> **Assignment**: Every line below should be copied exactly; drop the pictures.

> **Records for the task**:
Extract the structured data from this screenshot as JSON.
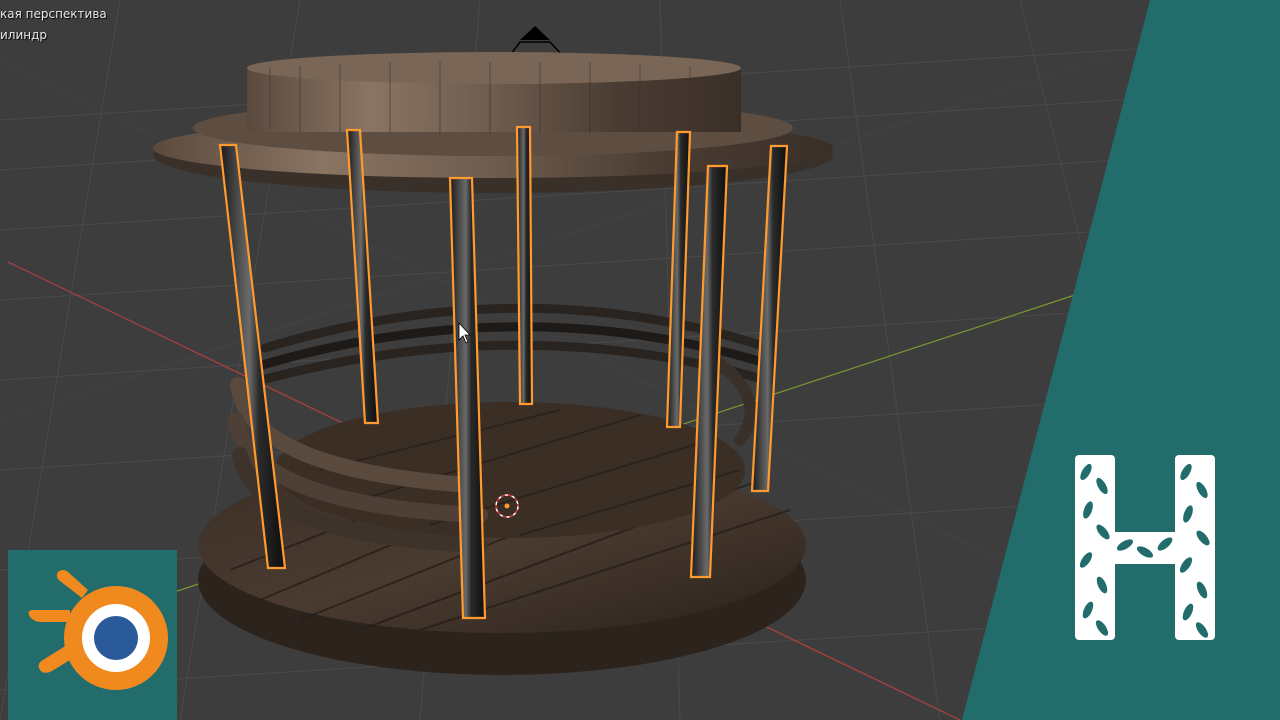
{
  "viewport": {
    "view_label": "кая перспектива",
    "object_label": "илиндр"
  },
  "colors": {
    "grid_background": "#3d3d3d",
    "grid_line": "#4a4a4a",
    "x_axis": "#b24040",
    "y_axis": "#7a9a30",
    "selection_outline": "#ff9a2e",
    "teal_panel": "#226c6c",
    "blender_orange": "#f08a1e",
    "blender_blue": "#2a5a9a",
    "wood_dark": "#3b2f26",
    "wood_light": "#8a7462"
  },
  "branding": {
    "app_logo_icon": "blender-logo-icon",
    "channel_logo_icon": "leaf-letter-h-icon"
  }
}
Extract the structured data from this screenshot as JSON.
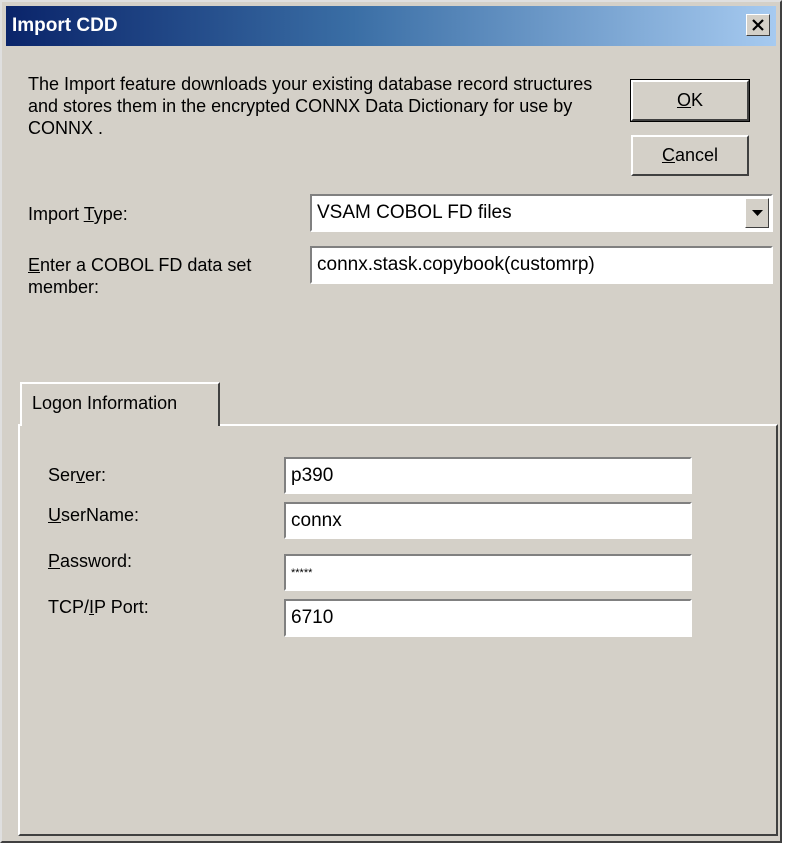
{
  "window": {
    "title": "Import CDD"
  },
  "intro": {
    "text": "The Import feature downloads your existing database record structures and stores them in the encrypted CONNX Data Dictionary for use by CONNX ."
  },
  "buttons": {
    "ok": "OK",
    "cancel": "Cancel"
  },
  "import_type": {
    "label": "Import Type:",
    "value": "VSAM COBOL FD files"
  },
  "cobol_member": {
    "label": "Enter a COBOL FD data set member:",
    "value": "connx.stask.copybook(customrp)"
  },
  "tab": {
    "label": "Logon Information"
  },
  "logon": {
    "server": {
      "label": "Server:",
      "value": "p390"
    },
    "username": {
      "label": "UserName:",
      "value": "connx"
    },
    "password": {
      "label": "Password:",
      "value": "*****"
    },
    "port": {
      "label": "TCP/IP Port:",
      "value": "6710"
    }
  },
  "icons": {
    "close": "close-icon",
    "dropdown": "chevron-down-icon"
  },
  "colors": {
    "titlebar_start": "#0a246a",
    "titlebar_end": "#a6caf0",
    "face": "#d4d0c8"
  }
}
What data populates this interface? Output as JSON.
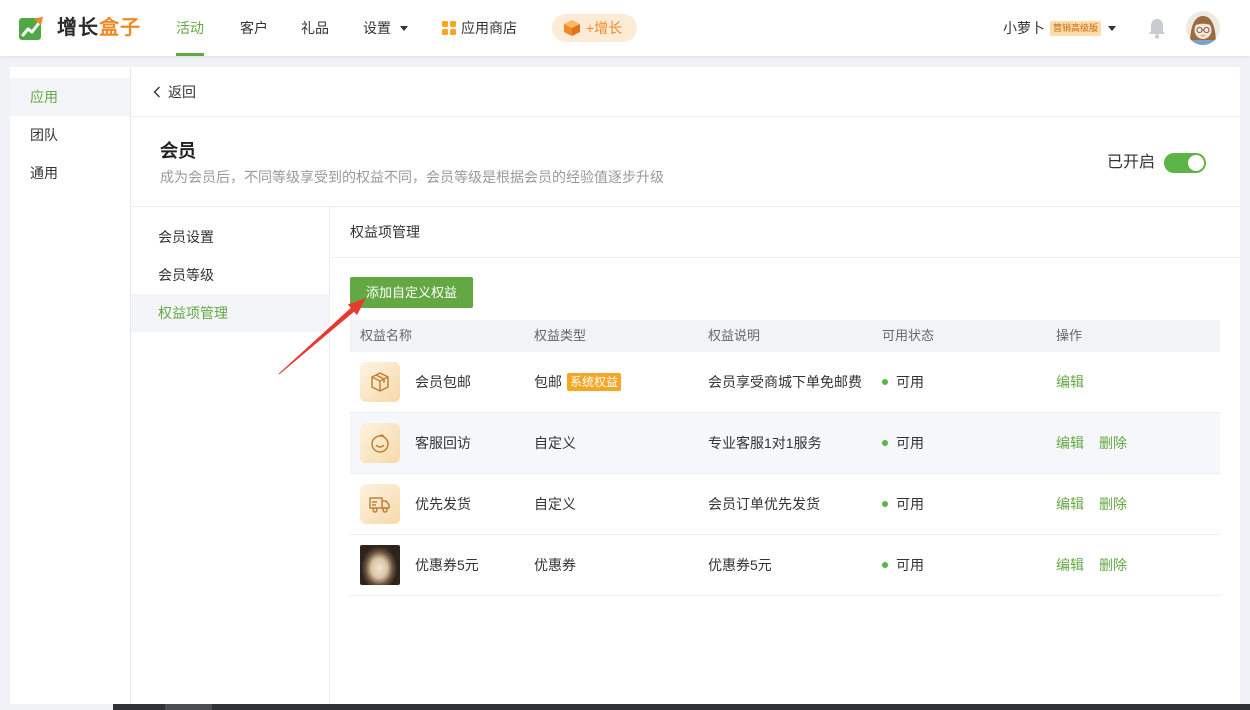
{
  "colors": {
    "primary": "#64a843",
    "accent": "#f08a24",
    "badge": "#f5a623",
    "toggle": "#5cb346",
    "annotation": "#e53a2f"
  },
  "brand": {
    "icon": "logo-icon",
    "name_part1": "增长",
    "name_part2": "盒子"
  },
  "topnav": {
    "items": [
      {
        "label": "活动",
        "active": true
      },
      {
        "label": "客户",
        "active": false
      },
      {
        "label": "礼品",
        "active": false
      },
      {
        "label": "设置",
        "active": false,
        "icon": "caret-down-icon"
      },
      {
        "label": "应用商店",
        "active": false,
        "icon": "app-grid-icon"
      }
    ],
    "growth_button": {
      "label": "+增长",
      "icon": "cube-icon"
    }
  },
  "user": {
    "name": "小萝卜",
    "plan_badge": "营销高级版",
    "dropdown_icon": "caret-down-icon",
    "notification_icon": "bell-icon",
    "avatar_icon": "user-avatar"
  },
  "sidebar": {
    "items": [
      {
        "label": "应用",
        "active": true
      },
      {
        "label": "团队",
        "active": false
      },
      {
        "label": "通用",
        "active": false
      }
    ]
  },
  "page": {
    "back_icon": "chevron-left-icon",
    "back_label": "返回",
    "title": "会员",
    "subtitle": "成为会员后，不同等级享受到的权益不同，会员等级是根据会员的经验值逐步升级",
    "status_label": "已开启",
    "enabled": true
  },
  "subnav": {
    "items": [
      {
        "label": "会员设置",
        "active": false
      },
      {
        "label": "会员等级",
        "active": false
      },
      {
        "label": "权益项管理",
        "active": true
      }
    ]
  },
  "benefits": {
    "title": "权益项管理",
    "add_button_label": "添加自定义权益",
    "columns": [
      "权益名称",
      "权益类型",
      "权益说明",
      "可用状态",
      "操作"
    ],
    "rows": [
      {
        "icon": "package-icon",
        "name": "会员包邮",
        "type": "包邮",
        "type_badge": "系统权益",
        "description": "会员享受商城下单免邮费",
        "status": "可用",
        "actions": [
          "编辑"
        ],
        "highlighted": false
      },
      {
        "icon": "smile-icon",
        "name": "客服回访",
        "type": "自定义",
        "description": "专业客服1对1服务",
        "status": "可用",
        "actions": [
          "编辑",
          "删除"
        ],
        "highlighted": true
      },
      {
        "icon": "truck-icon",
        "name": "优先发货",
        "type": "自定义",
        "description": "会员订单优先发货",
        "status": "可用",
        "actions": [
          "编辑",
          "删除"
        ],
        "highlighted": false
      },
      {
        "icon": "photo-thumbnail",
        "name": "优惠券5元",
        "type": "优惠券",
        "description": "优惠券5元",
        "status": "可用",
        "actions": [
          "编辑",
          "删除"
        ],
        "highlighted": false
      }
    ]
  }
}
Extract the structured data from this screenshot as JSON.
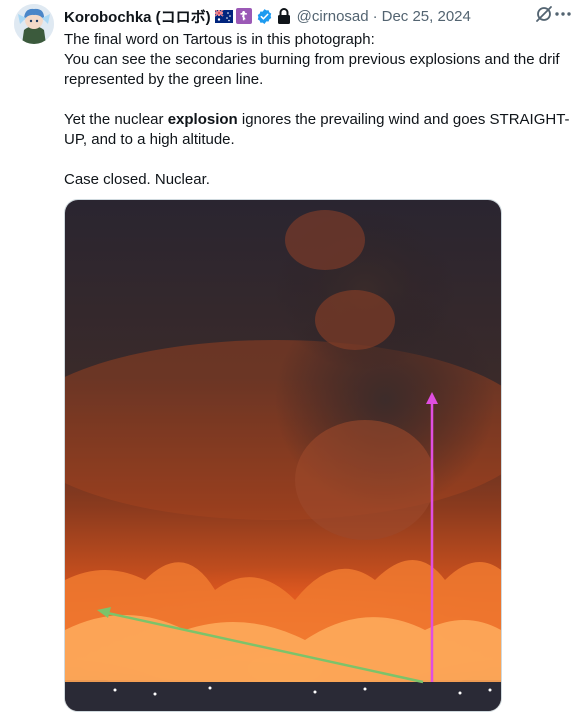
{
  "author": {
    "name": "Korobochka (コロボ)",
    "handle": "@cirnosad",
    "separator": "·",
    "date": "Dec 25, 2024",
    "cross_glyph": "☦"
  },
  "post": {
    "line1": "The final word on Tartous is in this photograph:",
    "line2": "You can see the secondaries burning from previous explosions and the drif",
    "line3": "represented by the green line.",
    "line4_pre": "Yet the nuclear ",
    "line4_bold": "explosion",
    "line4_post": " ignores the prevailing wind and goes STRAIGHT-",
    "line5": "UP, and to a high altitude.",
    "line6": "Case closed. Nuclear."
  },
  "icons": {
    "verified": "verified-badge-icon",
    "lock": "lock-icon",
    "grok": "grok-icon",
    "more": "more-icon"
  },
  "colors": {
    "arrow_green": "#7cc36a",
    "arrow_magenta": "#e04ee0",
    "verified_blue": "#1d9bf0"
  }
}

> **Exercise result**:
Extract the structured data from this screenshot as JSON.
{
  "viewport": {
    "view_label": "кая перспектива",
    "object_label": "илиндр"
  },
  "colors": {
    "grid_background": "#3d3d3d",
    "grid_line": "#4a4a4a",
    "x_axis": "#b24040",
    "y_axis": "#7a9a30",
    "selection_outline": "#ff9a2e",
    "teal_panel": "#226c6c",
    "blender_orange": "#f08a1e",
    "blender_blue": "#2a5a9a",
    "wood_dark": "#3b2f26",
    "wood_light": "#8a7462"
  },
  "branding": {
    "app_logo_icon": "blender-logo-icon",
    "channel_logo_icon": "leaf-letter-h-icon"
  }
}
Extract the structured data from this screenshot as JSON.
{
  "window": {
    "title": "Import CDD"
  },
  "intro": {
    "text": "The Import feature downloads your existing database record structures and stores them in the encrypted CONNX Data Dictionary for use by CONNX ."
  },
  "buttons": {
    "ok": "OK",
    "cancel": "Cancel"
  },
  "import_type": {
    "label": "Import Type:",
    "value": "VSAM COBOL FD files"
  },
  "cobol_member": {
    "label": "Enter a COBOL FD data set member:",
    "value": "connx.stask.copybook(customrp)"
  },
  "tab": {
    "label": "Logon Information"
  },
  "logon": {
    "server": {
      "label": "Server:",
      "value": "p390"
    },
    "username": {
      "label": "UserName:",
      "value": "connx"
    },
    "password": {
      "label": "Password:",
      "value": "*****"
    },
    "port": {
      "label": "TCP/IP Port:",
      "value": "6710"
    }
  },
  "icons": {
    "close": "close-icon",
    "dropdown": "chevron-down-icon"
  },
  "colors": {
    "titlebar_start": "#0a246a",
    "titlebar_end": "#a6caf0",
    "face": "#d4d0c8"
  }
}
What data populates this interface? Output as JSON.
{
  "colors": {
    "primary": "#64a843",
    "accent": "#f08a24",
    "badge": "#f5a623",
    "toggle": "#5cb346",
    "annotation": "#e53a2f"
  },
  "brand": {
    "icon": "logo-icon",
    "name_part1": "增长",
    "name_part2": "盒子"
  },
  "topnav": {
    "items": [
      {
        "label": "活动",
        "active": true
      },
      {
        "label": "客户",
        "active": false
      },
      {
        "label": "礼品",
        "active": false
      },
      {
        "label": "设置",
        "active": false,
        "icon": "caret-down-icon"
      },
      {
        "label": "应用商店",
        "active": false,
        "icon": "app-grid-icon"
      }
    ],
    "growth_button": {
      "label": "+增长",
      "icon": "cube-icon"
    }
  },
  "user": {
    "name": "小萝卜",
    "plan_badge": "营销高级版",
    "dropdown_icon": "caret-down-icon",
    "notification_icon": "bell-icon",
    "avatar_icon": "user-avatar"
  },
  "sidebar": {
    "items": [
      {
        "label": "应用",
        "active": true
      },
      {
        "label": "团队",
        "active": false
      },
      {
        "label": "通用",
        "active": false
      }
    ]
  },
  "page": {
    "back_icon": "chevron-left-icon",
    "back_label": "返回",
    "title": "会员",
    "subtitle": "成为会员后，不同等级享受到的权益不同，会员等级是根据会员的经验值逐步升级",
    "status_label": "已开启",
    "enabled": true
  },
  "subnav": {
    "items": [
      {
        "label": "会员设置",
        "active": false
      },
      {
        "label": "会员等级",
        "active": false
      },
      {
        "label": "权益项管理",
        "active": true
      }
    ]
  },
  "benefits": {
    "title": "权益项管理",
    "add_button_label": "添加自定义权益",
    "columns": [
      "权益名称",
      "权益类型",
      "权益说明",
      "可用状态",
      "操作"
    ],
    "rows": [
      {
        "icon": "package-icon",
        "name": "会员包邮",
        "type": "包邮",
        "type_badge": "系统权益",
        "description": "会员享受商城下单免邮费",
        "status": "可用",
        "actions": [
          "编辑"
        ],
        "highlighted": false
      },
      {
        "icon": "smile-icon",
        "name": "客服回访",
        "type": "自定义",
        "description": "专业客服1对1服务",
        "status": "可用",
        "actions": [
          "编辑",
          "删除"
        ],
        "highlighted": true
      },
      {
        "icon": "truck-icon",
        "name": "优先发货",
        "type": "自定义",
        "description": "会员订单优先发货",
        "status": "可用",
        "actions": [
          "编辑",
          "删除"
        ],
        "highlighted": false
      },
      {
        "icon": "photo-thumbnail",
        "name": "优惠券5元",
        "type": "优惠券",
        "description": "优惠券5元",
        "status": "可用",
        "actions": [
          "编辑",
          "删除"
        ],
        "highlighted": false
      }
    ]
  }
}
Extract the structured data from this screenshot as JSON.
{
  "author": {
    "name": "Korobochka (コロボ)",
    "handle": "@cirnosad",
    "separator": "·",
    "date": "Dec 25, 2024",
    "cross_glyph": "☦"
  },
  "post": {
    "line1": "The final word on Tartous is in this photograph:",
    "line2": "You can see the secondaries burning from previous explosions and the drif",
    "line3": "represented by the green line.",
    "line4_pre": "Yet the nuclear ",
    "line4_bold": "explosion",
    "line4_post": " ignores the prevailing wind and goes STRAIGHT-",
    "line5": "UP, and to a high altitude.",
    "line6": "Case closed. Nuclear."
  },
  "icons": {
    "verified": "verified-badge-icon",
    "lock": "lock-icon",
    "grok": "grok-icon",
    "more": "more-icon"
  },
  "colors": {
    "arrow_green": "#7cc36a",
    "arrow_magenta": "#e04ee0",
    "verified_blue": "#1d9bf0"
  }
}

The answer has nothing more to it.